by Carol Hendershot
Mindfulness means different things to different people. For some, it is a means for reducing stress or calming their anxious minds. For others, it is a way to help with the symptoms of chronic illness. Many people use it as a way to feel more engaged in and curious about life. It is viewed in some circles as a way to increase focus and attention and open up space for creativity. In classrooms, it is used to help kids learn and increase emotional intelligence.
For me, it was a way to work with a lifelong struggle with anxiety and depression. As a teen, I never felt at ease in my body or my mind. By the time I got to college, I was struggling with debilitating bouts of anxiety and depression. All I wanted was to feel better, and I would have done anything to make that happen.
That was in the ‘70s, and there were many different things that promised to get me out of my funk. Being somewhat of a risk-taker and rebel, I tried almost everything available. Unfortunately, nothing “worked,” and a lot of it made it worse. I felt like I was out of options when I saw a poster for a meditation class. I decided to give it a try, and I’ve never looked back.
Meditation calmed my anxious mind and give me hope. It opened up new possibilities and started one of the most incredible journeys of my life. It gave me the courage to see myself in a clear light without shrinking away. It allowed me to befriend myself in a way I had never imagined. In other words, it allowed me to become mindful.

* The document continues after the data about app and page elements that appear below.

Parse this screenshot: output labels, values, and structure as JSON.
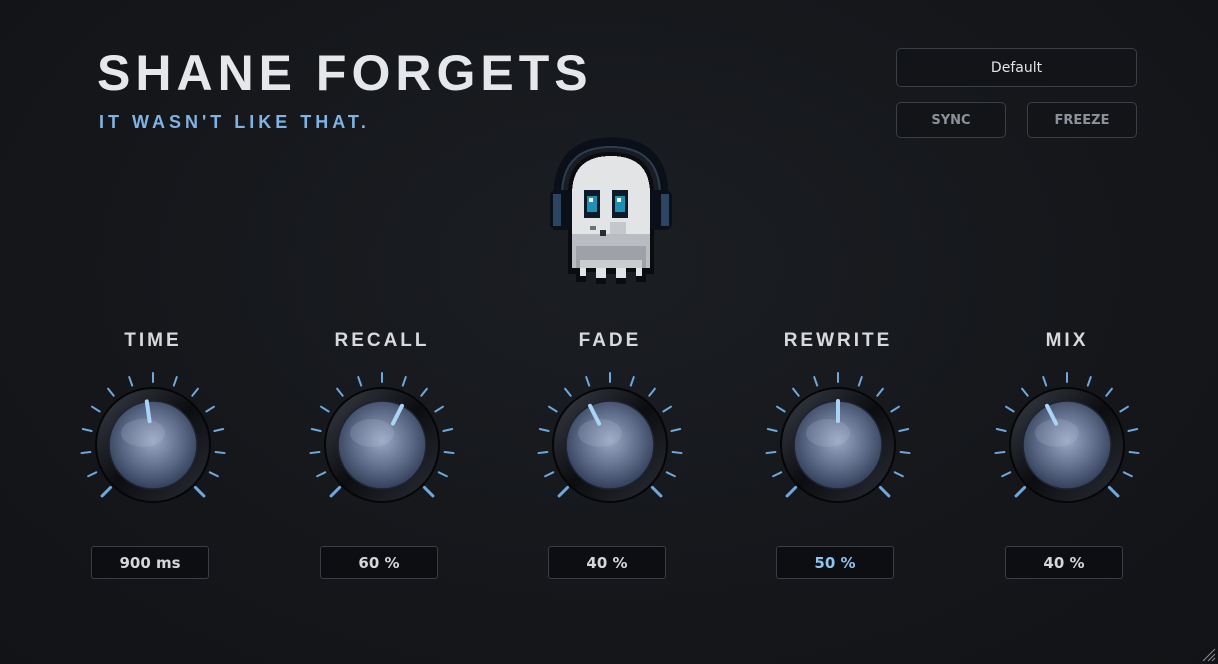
{
  "header": {
    "title": "SHANE FORGETS",
    "subtitle": "IT WASN'T LIKE THAT."
  },
  "controls": {
    "preset_label": "Default",
    "sync_label": "SYNC",
    "freeze_label": "FREEZE"
  },
  "mascot": {
    "icon": "ghost-with-headphones-icon"
  },
  "colors": {
    "accent": "#7fb3e6",
    "tick": "#6fa8dc",
    "knob_pointer": "#a9d4f5",
    "background": "#16181c"
  },
  "knobs": [
    {
      "label": "TIME",
      "value_text": "900 ms",
      "position": 0.47,
      "active": false
    },
    {
      "label": "RECALL",
      "value_text": "60 %",
      "position": 0.6,
      "active": false
    },
    {
      "label": "FADE",
      "value_text": "40 %",
      "position": 0.4,
      "active": false
    },
    {
      "label": "REWRITE",
      "value_text": "50 %",
      "position": 0.5,
      "active": true
    },
    {
      "label": "MIX",
      "value_text": "40 %",
      "position": 0.4,
      "active": false
    }
  ]
}
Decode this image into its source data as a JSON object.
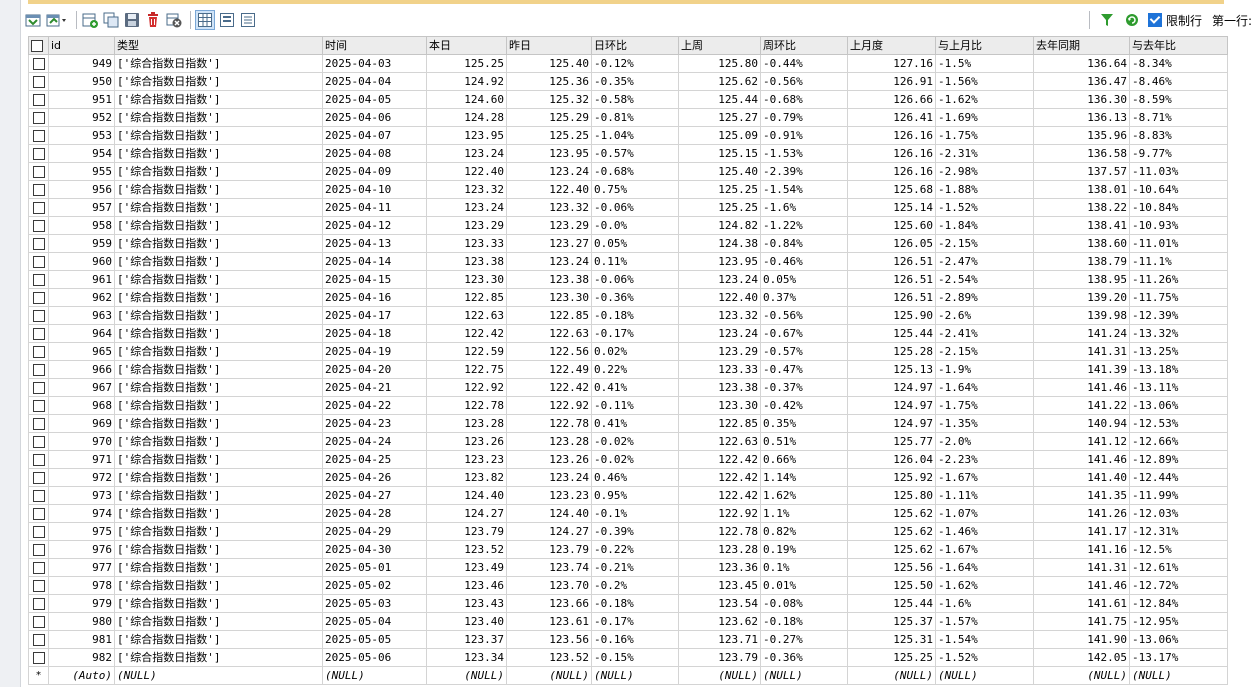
{
  "toolbar": {
    "limit_label": "限制行",
    "first_row_label": "第一行:"
  },
  "columns": [
    "id",
    "类型",
    "时间",
    "本日",
    "昨日",
    "日环比",
    "上周",
    "周环比",
    "上月度",
    "与上月比",
    "去年同期",
    "与去年比"
  ],
  "rows": [
    [
      "949",
      "['综合指数日指数']",
      "2025-04-03",
      "125.25",
      "125.40",
      "-0.12%",
      "125.80",
      "-0.44%",
      "127.16",
      "-1.5%",
      "136.64",
      "-8.34%"
    ],
    [
      "950",
      "['综合指数日指数']",
      "2025-04-04",
      "124.92",
      "125.36",
      "-0.35%",
      "125.62",
      "-0.56%",
      "126.91",
      "-1.56%",
      "136.47",
      "-8.46%"
    ],
    [
      "951",
      "['综合指数日指数']",
      "2025-04-05",
      "124.60",
      "125.32",
      "-0.58%",
      "125.44",
      "-0.68%",
      "126.66",
      "-1.62%",
      "136.30",
      "-8.59%"
    ],
    [
      "952",
      "['综合指数日指数']",
      "2025-04-06",
      "124.28",
      "125.29",
      "-0.81%",
      "125.27",
      "-0.79%",
      "126.41",
      "-1.69%",
      "136.13",
      "-8.71%"
    ],
    [
      "953",
      "['综合指数日指数']",
      "2025-04-07",
      "123.95",
      "125.25",
      "-1.04%",
      "125.09",
      "-0.91%",
      "126.16",
      "-1.75%",
      "135.96",
      "-8.83%"
    ],
    [
      "954",
      "['综合指数日指数']",
      "2025-04-08",
      "123.24",
      "123.95",
      "-0.57%",
      "125.15",
      "-1.53%",
      "126.16",
      "-2.31%",
      "136.58",
      "-9.77%"
    ],
    [
      "955",
      "['综合指数日指数']",
      "2025-04-09",
      "122.40",
      "123.24",
      "-0.68%",
      "125.40",
      "-2.39%",
      "126.16",
      "-2.98%",
      "137.57",
      "-11.03%"
    ],
    [
      "956",
      "['综合指数日指数']",
      "2025-04-10",
      "123.32",
      "122.40",
      "0.75%",
      "125.25",
      "-1.54%",
      "125.68",
      "-1.88%",
      "138.01",
      "-10.64%"
    ],
    [
      "957",
      "['综合指数日指数']",
      "2025-04-11",
      "123.24",
      "123.32",
      "-0.06%",
      "125.25",
      "-1.6%",
      "125.14",
      "-1.52%",
      "138.22",
      "-10.84%"
    ],
    [
      "958",
      "['综合指数日指数']",
      "2025-04-12",
      "123.29",
      "123.29",
      "-0.0%",
      "124.82",
      "-1.22%",
      "125.60",
      "-1.84%",
      "138.41",
      "-10.93%"
    ],
    [
      "959",
      "['综合指数日指数']",
      "2025-04-13",
      "123.33",
      "123.27",
      "0.05%",
      "124.38",
      "-0.84%",
      "126.05",
      "-2.15%",
      "138.60",
      "-11.01%"
    ],
    [
      "960",
      "['综合指数日指数']",
      "2025-04-14",
      "123.38",
      "123.24",
      "0.11%",
      "123.95",
      "-0.46%",
      "126.51",
      "-2.47%",
      "138.79",
      "-11.1%"
    ],
    [
      "961",
      "['综合指数日指数']",
      "2025-04-15",
      "123.30",
      "123.38",
      "-0.06%",
      "123.24",
      "0.05%",
      "126.51",
      "-2.54%",
      "138.95",
      "-11.26%"
    ],
    [
      "962",
      "['综合指数日指数']",
      "2025-04-16",
      "122.85",
      "123.30",
      "-0.36%",
      "122.40",
      "0.37%",
      "126.51",
      "-2.89%",
      "139.20",
      "-11.75%"
    ],
    [
      "963",
      "['综合指数日指数']",
      "2025-04-17",
      "122.63",
      "122.85",
      "-0.18%",
      "123.32",
      "-0.56%",
      "125.90",
      "-2.6%",
      "139.98",
      "-12.39%"
    ],
    [
      "964",
      "['综合指数日指数']",
      "2025-04-18",
      "122.42",
      "122.63",
      "-0.17%",
      "123.24",
      "-0.67%",
      "125.44",
      "-2.41%",
      "141.24",
      "-13.32%"
    ],
    [
      "965",
      "['综合指数日指数']",
      "2025-04-19",
      "122.59",
      "122.56",
      "0.02%",
      "123.29",
      "-0.57%",
      "125.28",
      "-2.15%",
      "141.31",
      "-13.25%"
    ],
    [
      "966",
      "['综合指数日指数']",
      "2025-04-20",
      "122.75",
      "122.49",
      "0.22%",
      "123.33",
      "-0.47%",
      "125.13",
      "-1.9%",
      "141.39",
      "-13.18%"
    ],
    [
      "967",
      "['综合指数日指数']",
      "2025-04-21",
      "122.92",
      "122.42",
      "0.41%",
      "123.38",
      "-0.37%",
      "124.97",
      "-1.64%",
      "141.46",
      "-13.11%"
    ],
    [
      "968",
      "['综合指数日指数']",
      "2025-04-22",
      "122.78",
      "122.92",
      "-0.11%",
      "123.30",
      "-0.42%",
      "124.97",
      "-1.75%",
      "141.22",
      "-13.06%"
    ],
    [
      "969",
      "['综合指数日指数']",
      "2025-04-23",
      "123.28",
      "122.78",
      "0.41%",
      "122.85",
      "0.35%",
      "124.97",
      "-1.35%",
      "140.94",
      "-12.53%"
    ],
    [
      "970",
      "['综合指数日指数']",
      "2025-04-24",
      "123.26",
      "123.28",
      "-0.02%",
      "122.63",
      "0.51%",
      "125.77",
      "-2.0%",
      "141.12",
      "-12.66%"
    ],
    [
      "971",
      "['综合指数日指数']",
      "2025-04-25",
      "123.23",
      "123.26",
      "-0.02%",
      "122.42",
      "0.66%",
      "126.04",
      "-2.23%",
      "141.46",
      "-12.89%"
    ],
    [
      "972",
      "['综合指数日指数']",
      "2025-04-26",
      "123.82",
      "123.24",
      "0.46%",
      "122.42",
      "1.14%",
      "125.92",
      "-1.67%",
      "141.40",
      "-12.44%"
    ],
    [
      "973",
      "['综合指数日指数']",
      "2025-04-27",
      "124.40",
      "123.23",
      "0.95%",
      "122.42",
      "1.62%",
      "125.80",
      "-1.11%",
      "141.35",
      "-11.99%"
    ],
    [
      "974",
      "['综合指数日指数']",
      "2025-04-28",
      "124.27",
      "124.40",
      "-0.1%",
      "122.92",
      "1.1%",
      "125.62",
      "-1.07%",
      "141.26",
      "-12.03%"
    ],
    [
      "975",
      "['综合指数日指数']",
      "2025-04-29",
      "123.79",
      "124.27",
      "-0.39%",
      "122.78",
      "0.82%",
      "125.62",
      "-1.46%",
      "141.17",
      "-12.31%"
    ],
    [
      "976",
      "['综合指数日指数']",
      "2025-04-30",
      "123.52",
      "123.79",
      "-0.22%",
      "123.28",
      "0.19%",
      "125.62",
      "-1.67%",
      "141.16",
      "-12.5%"
    ],
    [
      "977",
      "['综合指数日指数']",
      "2025-05-01",
      "123.49",
      "123.74",
      "-0.21%",
      "123.36",
      "0.1%",
      "125.56",
      "-1.64%",
      "141.31",
      "-12.61%"
    ],
    [
      "978",
      "['综合指数日指数']",
      "2025-05-02",
      "123.46",
      "123.70",
      "-0.2%",
      "123.45",
      "0.01%",
      "125.50",
      "-1.62%",
      "141.46",
      "-12.72%"
    ],
    [
      "979",
      "['综合指数日指数']",
      "2025-05-03",
      "123.43",
      "123.66",
      "-0.18%",
      "123.54",
      "-0.08%",
      "125.44",
      "-1.6%",
      "141.61",
      "-12.84%"
    ],
    [
      "980",
      "['综合指数日指数']",
      "2025-05-04",
      "123.40",
      "123.61",
      "-0.17%",
      "123.62",
      "-0.18%",
      "125.37",
      "-1.57%",
      "141.75",
      "-12.95%"
    ],
    [
      "981",
      "['综合指数日指数']",
      "2025-05-05",
      "123.37",
      "123.56",
      "-0.16%",
      "123.71",
      "-0.27%",
      "125.31",
      "-1.54%",
      "141.90",
      "-13.06%"
    ],
    [
      "982",
      "['综合指数日指数']",
      "2025-05-06",
      "123.34",
      "123.52",
      "-0.15%",
      "123.79",
      "-0.36%",
      "125.25",
      "-1.52%",
      "142.05",
      "-13.17%"
    ]
  ],
  "new_row": {
    "marker": "*",
    "id": "(Auto)",
    "null_text": "(NULL)"
  },
  "colors": {
    "header_bg": "#ececec",
    "grid_line": "#d4d4d4",
    "accent": "#1e73d8"
  }
}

What is Mindfulness?
Mindfulness is the ability to pay attention to what is happening right now, in the present moment. It quiets the judging mind and helps us let go of resistance. It is an ability to be open to and explore our experience without bias or preconceived agendas.
Mindfulness is instinctive; it’s something we are born with. However, like our natural capacities of language and movement, we must nurture it. It is like a seed that has the potential to calm and focus the mind, foster creativity, enhance learning, and connect us to others.
What Mindfulness is not is Supported by our Culture
We live a world that is always asking us to hurry up; mindfulness asks us to slow down. We are constantly being asked to do more with less; mindfulness asks us to be content with less. Multi-tasking is the norm; mindfulness is defined by single-tasking. Our lives are complex; mindfulness is about simplifying.
You may be thinking right now, “I don’t have time to be mindful.”
I would like to suggest that you don’t have time not to be mindful.
When we are mindful, we tend to get more done with less. With mindfulness, we are able to focus and do the same amount of work in less time. When we are multi-tasking, we’re not doing many things at once; we are switching back and forth. And each time we switch, we lose focus and time. We are more accurate when we are mindful, and we don’t have as many do-overs. We attract others to our cause, because we exude a sense of calm that others want to take part in.
One of the reasons that I was attracted to mindfulness was that no one was asking me to believe anything. The invitation is to come, try it, and see for yourself.Share